» RECORDS SHOWN
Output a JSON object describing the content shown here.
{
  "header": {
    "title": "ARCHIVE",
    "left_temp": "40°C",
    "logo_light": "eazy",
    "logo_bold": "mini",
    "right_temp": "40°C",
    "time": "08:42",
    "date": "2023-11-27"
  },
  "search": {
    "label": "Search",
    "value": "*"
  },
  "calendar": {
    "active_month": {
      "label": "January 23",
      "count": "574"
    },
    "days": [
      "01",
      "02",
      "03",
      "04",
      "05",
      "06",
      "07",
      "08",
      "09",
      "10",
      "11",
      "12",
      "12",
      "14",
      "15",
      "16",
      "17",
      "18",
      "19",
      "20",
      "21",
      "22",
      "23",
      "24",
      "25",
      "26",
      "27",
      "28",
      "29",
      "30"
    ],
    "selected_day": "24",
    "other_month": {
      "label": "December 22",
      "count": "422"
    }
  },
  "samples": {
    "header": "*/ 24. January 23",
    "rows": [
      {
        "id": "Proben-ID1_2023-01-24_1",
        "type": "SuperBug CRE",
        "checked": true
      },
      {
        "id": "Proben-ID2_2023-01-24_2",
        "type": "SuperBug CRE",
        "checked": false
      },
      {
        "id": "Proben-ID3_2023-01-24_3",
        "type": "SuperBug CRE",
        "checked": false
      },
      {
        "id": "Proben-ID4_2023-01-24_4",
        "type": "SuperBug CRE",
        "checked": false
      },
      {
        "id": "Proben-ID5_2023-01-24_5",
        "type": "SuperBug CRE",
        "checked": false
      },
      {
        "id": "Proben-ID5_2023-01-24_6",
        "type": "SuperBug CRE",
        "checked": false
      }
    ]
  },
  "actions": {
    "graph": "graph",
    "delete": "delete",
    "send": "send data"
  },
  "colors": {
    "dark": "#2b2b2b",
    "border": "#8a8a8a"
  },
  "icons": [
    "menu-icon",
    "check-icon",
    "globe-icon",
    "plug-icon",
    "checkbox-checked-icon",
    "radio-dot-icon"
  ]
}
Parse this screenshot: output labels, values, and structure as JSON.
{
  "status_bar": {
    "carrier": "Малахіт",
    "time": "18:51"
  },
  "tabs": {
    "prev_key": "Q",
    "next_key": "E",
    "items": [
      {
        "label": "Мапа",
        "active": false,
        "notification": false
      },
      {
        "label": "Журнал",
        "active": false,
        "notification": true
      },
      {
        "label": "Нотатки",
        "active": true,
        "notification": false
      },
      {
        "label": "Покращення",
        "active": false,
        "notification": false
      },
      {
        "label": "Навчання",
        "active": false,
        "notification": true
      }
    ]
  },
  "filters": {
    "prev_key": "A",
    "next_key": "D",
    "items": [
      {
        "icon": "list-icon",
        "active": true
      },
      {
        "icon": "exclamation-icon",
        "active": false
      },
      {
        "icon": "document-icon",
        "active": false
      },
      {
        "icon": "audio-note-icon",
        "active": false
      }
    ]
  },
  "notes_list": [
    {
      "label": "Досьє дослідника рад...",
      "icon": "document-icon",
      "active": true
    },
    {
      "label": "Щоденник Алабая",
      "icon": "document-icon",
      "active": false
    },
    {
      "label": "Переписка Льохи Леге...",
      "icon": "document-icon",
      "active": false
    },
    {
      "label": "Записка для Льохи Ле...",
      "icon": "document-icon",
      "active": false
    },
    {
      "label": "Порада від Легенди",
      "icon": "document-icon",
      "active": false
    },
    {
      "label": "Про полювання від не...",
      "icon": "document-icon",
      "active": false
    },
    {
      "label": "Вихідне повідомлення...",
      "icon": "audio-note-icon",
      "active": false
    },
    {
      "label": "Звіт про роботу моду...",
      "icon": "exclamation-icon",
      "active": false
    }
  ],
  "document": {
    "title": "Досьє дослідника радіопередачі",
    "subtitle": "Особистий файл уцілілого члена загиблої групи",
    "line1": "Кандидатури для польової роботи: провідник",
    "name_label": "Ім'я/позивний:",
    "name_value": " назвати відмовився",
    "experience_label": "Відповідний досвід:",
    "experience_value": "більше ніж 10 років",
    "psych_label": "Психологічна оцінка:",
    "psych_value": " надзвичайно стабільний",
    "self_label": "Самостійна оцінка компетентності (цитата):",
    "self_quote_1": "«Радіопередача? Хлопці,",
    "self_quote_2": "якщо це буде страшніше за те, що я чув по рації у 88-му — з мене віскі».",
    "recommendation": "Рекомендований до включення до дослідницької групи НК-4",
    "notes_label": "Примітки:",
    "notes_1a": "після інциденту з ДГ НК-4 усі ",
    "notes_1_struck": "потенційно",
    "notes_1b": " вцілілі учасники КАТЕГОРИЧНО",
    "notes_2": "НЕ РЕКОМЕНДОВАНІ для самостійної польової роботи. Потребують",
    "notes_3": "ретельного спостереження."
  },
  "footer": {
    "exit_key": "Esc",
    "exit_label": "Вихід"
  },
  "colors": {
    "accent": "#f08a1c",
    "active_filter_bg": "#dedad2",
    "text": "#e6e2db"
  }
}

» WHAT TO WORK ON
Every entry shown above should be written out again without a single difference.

» ANSWER SECTION
Output a JSON object describing the content shown here.
{
  "header": {
    "title": "ARCHIVE",
    "left_temp": "40°C",
    "logo_light": "eazy",
    "logo_bold": "mini",
    "right_temp": "40°C",
    "time": "08:42",
    "date": "2023-11-27"
  },
  "search": {
    "label": "Search",
    "value": "*"
  },
  "calendar": {
    "active_month": {
      "label": "January 23",
      "count": "574"
    },
    "days": [
      "01",
      "02",
      "03",
      "04",
      "05",
      "06",
      "07",
      "08",
      "09",
      "10",
      "11",
      "12",
      "12",
      "14",
      "15",
      "16",
      "17",
      "18",
      "19",
      "20",
      "21",
      "22",
      "23",
      "24",
      "25",
      "26",
      "27",
      "28",
      "29",
      "30"
    ],
    "selected_day": "24",
    "other_month": {
      "label": "December 22",
      "count": "422"
    }
  },
  "samples": {
    "header": "*/ 24. January 23",
    "rows": [
      {
        "id": "Proben-ID1_2023-01-24_1",
        "type": "SuperBug CRE",
        "checked": true
      },
      {
        "id": "Proben-ID2_2023-01-24_2",
        "type": "SuperBug CRE",
        "checked": false
      },
      {
        "id": "Proben-ID3_2023-01-24_3",
        "type": "SuperBug CRE",
        "checked": false
      },
      {
        "id": "Proben-ID4_2023-01-24_4",
        "type": "SuperBug CRE",
        "checked": false
      },
      {
        "id": "Proben-ID5_2023-01-24_5",
        "type": "SuperBug CRE",
        "checked": false
      },
      {
        "id": "Proben-ID5_2023-01-24_6",
        "type": "SuperBug CRE",
        "checked": false
      }
    ]
  },
  "actions": {
    "graph": "graph",
    "delete": "delete",
    "send": "send data"
  },
  "colors": {
    "dark": "#2b2b2b",
    "border": "#8a8a8a"
  },
  "icons": [
    "menu-icon",
    "check-icon",
    "globe-icon",
    "plug-icon",
    "checkbox-checked-icon",
    "radio-dot-icon"
  ]
}
Parse this screenshot: output labels, values, and structure as JSON.
{
  "status_bar": {
    "carrier": "Малахіт",
    "time": "18:51"
  },
  "tabs": {
    "prev_key": "Q",
    "next_key": "E",
    "items": [
      {
        "label": "Мапа",
        "active": false,
        "notification": false
      },
      {
        "label": "Журнал",
        "active": false,
        "notification": true
      },
      {
        "label": "Нотатки",
        "active": true,
        "notification": false
      },
      {
        "label": "Покращення",
        "active": false,
        "notification": false
      },
      {
        "label": "Навчання",
        "active": false,
        "notification": true
      }
    ]
  },
  "filters": {
    "prev_key": "A",
    "next_key": "D",
    "items": [
      {
        "icon": "list-icon",
        "active": true
      },
      {
        "icon": "exclamation-icon",
        "active": false
      },
      {
        "icon": "document-icon",
        "active": false
      },
      {
        "icon": "audio-note-icon",
        "active": false
      }
    ]
  },
  "notes_list": [
    {
      "label": "Досьє дослідника рад...",
      "icon": "document-icon",
      "active": true
    },
    {
      "label": "Щоденник Алабая",
      "icon": "document-icon",
      "active": false
    },
    {
      "label": "Переписка Льохи Леге...",
      "icon": "document-icon",
      "active": false
    },
    {
      "label": "Записка для Льохи Ле...",
      "icon": "document-icon",
      "active": false
    },
    {
      "label": "Порада від Легенди",
      "icon": "document-icon",
      "active": false
    },
    {
      "label": "Про полювання від не...",
      "icon": "document-icon",
      "active": false
    },
    {
      "label": "Вихідне повідомлення...",
      "icon": "audio-note-icon",
      "active": false
    },
    {
      "label": "Звіт про роботу моду...",
      "icon": "exclamation-icon",
      "active": false
    }
  ],
  "document": {
    "title": "Досьє дослідника радіопередачі",
    "subtitle": "Особистий файл уцілілого члена загиблої групи",
    "line1": "Кандидатури для польової роботи: провідник",
    "name_label": "Ім'я/позивний:",
    "name_value": " назвати відмовився",
    "experience_label": "Відповідний досвід:",
    "experience_value": "більше ніж 10 років",
    "psych_label": "Психологічна оцінка:",
    "psych_value": " надзвичайно стабільний",
    "self_label": "Самостійна оцінка компетентності (цитата):",
    "self_quote_1": "«Радіопередача? Хлопці,",
    "self_quote_2": "якщо це буде страшніше за те, що я чув по рації у 88-му — з мене віскі».",
    "recommendation": "Рекомендований до включення до дослідницької групи НК-4",
    "notes_label": "Примітки:",
    "notes_1a": "після інциденту з ДГ НК-4 усі ",
    "notes_1_struck": "потенційно",
    "notes_1b": " вцілілі учасники КАТЕГОРИЧНО",
    "notes_2": "НЕ РЕКОМЕНДОВАНІ для самостійної польової роботи. Потребують",
    "notes_3": "ретельного спостереження."
  },
  "footer": {
    "exit_key": "Esc",
    "exit_label": "Вихід"
  },
  "colors": {
    "accent": "#f08a1c",
    "active_filter_bg": "#dedad2",
    "text": "#e6e2db"
  }
}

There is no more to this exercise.